#### Activity
All of the data below needs to be set down once more, exactly as written.

Records drawn from a dataset:
━━━━

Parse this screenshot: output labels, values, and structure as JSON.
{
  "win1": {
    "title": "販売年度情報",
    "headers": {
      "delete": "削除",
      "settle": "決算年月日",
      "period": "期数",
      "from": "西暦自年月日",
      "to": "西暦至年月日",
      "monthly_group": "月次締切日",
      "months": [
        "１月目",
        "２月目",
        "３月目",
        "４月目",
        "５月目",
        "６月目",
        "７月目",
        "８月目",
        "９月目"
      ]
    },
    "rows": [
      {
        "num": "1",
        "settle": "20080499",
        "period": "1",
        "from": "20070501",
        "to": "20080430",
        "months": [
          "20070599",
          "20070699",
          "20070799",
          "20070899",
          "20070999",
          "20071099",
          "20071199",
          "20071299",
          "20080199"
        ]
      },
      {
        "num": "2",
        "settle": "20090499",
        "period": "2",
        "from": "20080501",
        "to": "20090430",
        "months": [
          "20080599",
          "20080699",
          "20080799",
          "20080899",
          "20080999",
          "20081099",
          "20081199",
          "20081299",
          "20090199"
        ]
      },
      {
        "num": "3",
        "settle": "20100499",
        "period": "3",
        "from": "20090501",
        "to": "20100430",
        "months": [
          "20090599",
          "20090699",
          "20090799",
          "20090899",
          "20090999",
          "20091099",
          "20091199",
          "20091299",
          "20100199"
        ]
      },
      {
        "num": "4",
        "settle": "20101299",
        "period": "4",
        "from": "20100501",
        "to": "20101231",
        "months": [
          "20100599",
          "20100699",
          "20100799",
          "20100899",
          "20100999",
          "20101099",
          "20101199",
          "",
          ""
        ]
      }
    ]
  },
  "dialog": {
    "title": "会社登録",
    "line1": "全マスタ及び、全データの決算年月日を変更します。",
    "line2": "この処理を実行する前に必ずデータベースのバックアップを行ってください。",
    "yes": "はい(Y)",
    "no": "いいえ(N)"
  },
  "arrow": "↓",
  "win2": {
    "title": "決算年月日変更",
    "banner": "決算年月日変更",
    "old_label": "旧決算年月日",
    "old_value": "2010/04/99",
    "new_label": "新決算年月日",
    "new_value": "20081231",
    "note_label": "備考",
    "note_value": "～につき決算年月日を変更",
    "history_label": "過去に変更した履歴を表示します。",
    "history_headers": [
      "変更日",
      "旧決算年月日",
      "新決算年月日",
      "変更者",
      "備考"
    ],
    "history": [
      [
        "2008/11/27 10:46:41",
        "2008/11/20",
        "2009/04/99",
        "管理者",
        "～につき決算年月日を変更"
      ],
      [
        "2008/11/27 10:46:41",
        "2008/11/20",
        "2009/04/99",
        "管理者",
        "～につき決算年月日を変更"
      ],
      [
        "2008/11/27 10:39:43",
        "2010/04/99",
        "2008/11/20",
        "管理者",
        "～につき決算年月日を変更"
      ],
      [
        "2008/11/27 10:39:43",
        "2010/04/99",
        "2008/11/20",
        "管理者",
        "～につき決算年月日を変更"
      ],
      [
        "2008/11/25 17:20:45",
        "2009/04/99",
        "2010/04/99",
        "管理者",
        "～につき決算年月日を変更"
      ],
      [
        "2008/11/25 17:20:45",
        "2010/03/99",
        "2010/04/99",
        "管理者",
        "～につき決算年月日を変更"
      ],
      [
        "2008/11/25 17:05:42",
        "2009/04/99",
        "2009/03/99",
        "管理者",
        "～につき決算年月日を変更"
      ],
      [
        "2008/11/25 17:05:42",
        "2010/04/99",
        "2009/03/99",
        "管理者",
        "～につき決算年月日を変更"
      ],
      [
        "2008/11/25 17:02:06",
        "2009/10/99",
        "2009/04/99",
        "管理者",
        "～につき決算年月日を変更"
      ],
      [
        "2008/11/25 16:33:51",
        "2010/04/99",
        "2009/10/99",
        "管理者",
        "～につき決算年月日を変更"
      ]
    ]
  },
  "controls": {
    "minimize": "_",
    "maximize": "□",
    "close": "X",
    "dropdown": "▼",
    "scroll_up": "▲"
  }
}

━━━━

#### Answer box
Parse this screenshot: output labels, values, and structure as JSON.
{
  "win1": {
    "title": "販売年度情報",
    "headers": {
      "delete": "削除",
      "settle": "決算年月日",
      "period": "期数",
      "from": "西暦自年月日",
      "to": "西暦至年月日",
      "monthly_group": "月次締切日",
      "months": [
        "１月目",
        "２月目",
        "３月目",
        "４月目",
        "５月目",
        "６月目",
        "７月目",
        "８月目",
        "９月目"
      ]
    },
    "rows": [
      {
        "num": "1",
        "settle": "20080499",
        "period": "1",
        "from": "20070501",
        "to": "20080430",
        "months": [
          "20070599",
          "20070699",
          "20070799",
          "20070899",
          "20070999",
          "20071099",
          "20071199",
          "20071299",
          "20080199"
        ]
      },
      {
        "num": "2",
        "settle": "20090499",
        "period": "2",
        "from": "20080501",
        "to": "20090430",
        "months": [
          "20080599",
          "20080699",
          "20080799",
          "20080899",
          "20080999",
          "20081099",
          "20081199",
          "20081299",
          "20090199"
        ]
      },
      {
        "num": "3",
        "settle": "20100499",
        "period": "3",
        "from": "20090501",
        "to": "20100430",
        "months": [
          "20090599",
          "20090699",
          "20090799",
          "20090899",
          "20090999",
          "20091099",
          "20091199",
          "20091299",
          "20100199"
        ]
      },
      {
        "num": "4",
        "settle": "20101299",
        "period": "4",
        "from": "20100501",
        "to": "20101231",
        "months": [
          "20100599",
          "20100699",
          "20100799",
          "20100899",
          "20100999",
          "20101099",
          "20101199",
          "",
          ""
        ]
      }
    ]
  },
  "dialog": {
    "title": "会社登録",
    "line1": "全マスタ及び、全データの決算年月日を変更します。",
    "line2": "この処理を実行する前に必ずデータベースのバックアップを行ってください。",
    "yes": "はい(Y)",
    "no": "いいえ(N)"
  },
  "arrow": "↓",
  "win2": {
    "title": "決算年月日変更",
    "banner": "決算年月日変更",
    "old_label": "旧決算年月日",
    "old_value": "2010/04/99",
    "new_label": "新決算年月日",
    "new_value": "20081231",
    "note_label": "備考",
    "note_value": "～につき決算年月日を変更",
    "history_label": "過去に変更した履歴を表示します。",
    "history_headers": [
      "変更日",
      "旧決算年月日",
      "新決算年月日",
      "変更者",
      "備考"
    ],
    "history": [
      [
        "2008/11/27 10:46:41",
        "2008/11/20",
        "2009/04/99",
        "管理者",
        "～につき決算年月日を変更"
      ],
      [
        "2008/11/27 10:46:41",
        "2008/11/20",
        "2009/04/99",
        "管理者",
        "～につき決算年月日を変更"
      ],
      [
        "2008/11/27 10:39:43",
        "2010/04/99",
        "2008/11/20",
        "管理者",
        "～につき決算年月日を変更"
      ],
      [
        "2008/11/27 10:39:43",
        "2010/04/99",
        "2008/11/20",
        "管理者",
        "～につき決算年月日を変更"
      ],
      [
        "2008/11/25 17:20:45",
        "2009/04/99",
        "2010/04/99",
        "管理者",
        "～につき決算年月日を変更"
      ],
      [
        "2008/11/25 17:20:45",
        "2010/03/99",
        "2010/04/99",
        "管理者",
        "～につき決算年月日を変更"
      ],
      [
        "2008/11/25 17:05:42",
        "2009/04/99",
        "2009/03/99",
        "管理者",
        "～につき決算年月日を変更"
      ],
      [
        "2008/11/25 17:05:42",
        "2010/04/99",
        "2009/03/99",
        "管理者",
        "～につき決算年月日を変更"
      ],
      [
        "2008/11/25 17:02:06",
        "2009/10/99",
        "2009/04/99",
        "管理者",
        "～につき決算年月日を変更"
      ],
      [
        "2008/11/25 16:33:51",
        "2010/04/99",
        "2009/10/99",
        "管理者",
        "～につき決算年月日を変更"
      ]
    ]
  },
  "controls": {
    "minimize": "_",
    "maximize": "□",
    "close": "X",
    "dropdown": "▼",
    "scroll_up": "▲"
  }
}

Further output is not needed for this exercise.